We trust humans more than we trust ML on many tasks. Despite a growing track record of ML solutions that demonstrate excellent performance, there’s a missing element that has many people stopping short of being willing to accept ML-based decisions. It’s unlikely that this missing element is an explanation, as we trust humans to do innumerable dangerous tasks, including driving, and humans lack the quality of being truly explainable. Instead, I’ve proposed that we consider making networks teachable, using similar communication primitives that we use with people: simple logic that relates robust concepts. Computers are already great at simple logic — it’s what has made them so useful in the modern era. On the other hand, teaching them to identify concepts robustly is quite difficult. Techniques like adversarial explanations help, but they are only a piece of the puzzle.
Looking forward, we expect the development of novel paradigms for teaching and debugging neural networks. These might take the shape of clever augmentation design coupled with few shot learning, or perhaps some form of differentiable formal logic. It might take the shape of a clever exhaustive testing mechanism that can nudge networks toward robust logics, or perhaps something like adversarial explanations that encourage robustness, but in a more clever way. Regardless of the mechanism, ML will need to advance toward more teachable and robust networks to show that they can deal with the unpredictable complexities of real-world use while retaining their superhuman performance.
For further discussion, feel free to reach out to Walt at firstname.lastname@example.org directly.
[Athalye 2018] Athalye, Anish, et al. “Synthesizing robust adversarial examples.” International conference on machine learning. PMLR, 2018.
[Bortolotti 2018] Bortolotti, L. Stranger than Fiction: Costs and Benefits of Everyday Confabulation. Rev.Phil.Psych. 9, 227–249 (2018). https://doi.org/10.1007/s13164-017-0367-y
[Magnussen 2010] Magnussen, Svein, et al. “Beliefs about factors affecting the reliability of eyewitness testimony: A comparison of judges, jurors and the general public.” Applied Cognitive Psychology: The Official Journal of the Society for Applied Research in Memory and Cognition 24.1 (2010): 122-133.
[Ribeiro 2016] Ribeiro, Marco Tulio, Sameer Singh, and Carlos Guestrin. “Model-agnostic interpretability of machine learning.” arXiv preprint arXiv:1606.05386 (2016).
[Selvaraju 2016] Selvaraju, Ramprasaath R., et al. “Grad-cam: Visual explanations from deep networks via gradient-based localization.” Proceedings of the IEEE international conference on computer vision. 2017.
[Stolcke 2017] Stolcke, Andreas, and Jasha Droppo. “Comparing human and machine errors in conversational speech transcription.” arXiv preprint arXiv:1708.08615 (2017).
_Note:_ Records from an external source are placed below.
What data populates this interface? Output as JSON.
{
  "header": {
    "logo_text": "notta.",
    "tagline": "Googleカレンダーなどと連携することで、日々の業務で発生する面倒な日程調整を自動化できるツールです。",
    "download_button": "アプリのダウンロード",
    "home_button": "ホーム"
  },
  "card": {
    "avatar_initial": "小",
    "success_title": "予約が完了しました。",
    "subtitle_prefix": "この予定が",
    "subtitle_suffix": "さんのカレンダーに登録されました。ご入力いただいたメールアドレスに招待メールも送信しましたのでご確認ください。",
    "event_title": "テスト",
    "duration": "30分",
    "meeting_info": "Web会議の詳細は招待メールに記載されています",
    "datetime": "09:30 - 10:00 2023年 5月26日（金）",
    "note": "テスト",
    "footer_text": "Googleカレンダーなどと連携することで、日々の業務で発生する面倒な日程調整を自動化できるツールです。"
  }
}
[Tschandl 2019] Tschandl, Philipp, et al. “Comparison of the accuracy of human readers versus machine-learning algorithms for pigmented skin lesion classification: an open, web-based, international, diagnostic study.” The Lancet Oncology 20.7 (2019): 938-947.
[Woods 2019] Woods, Walt, Jack Chen, and Christof Teuscher. “Adversarial explanations for understanding image classification decisions and improved neural network robustness.” Nature Machine Intelligence 1.11 (2019): 508-516.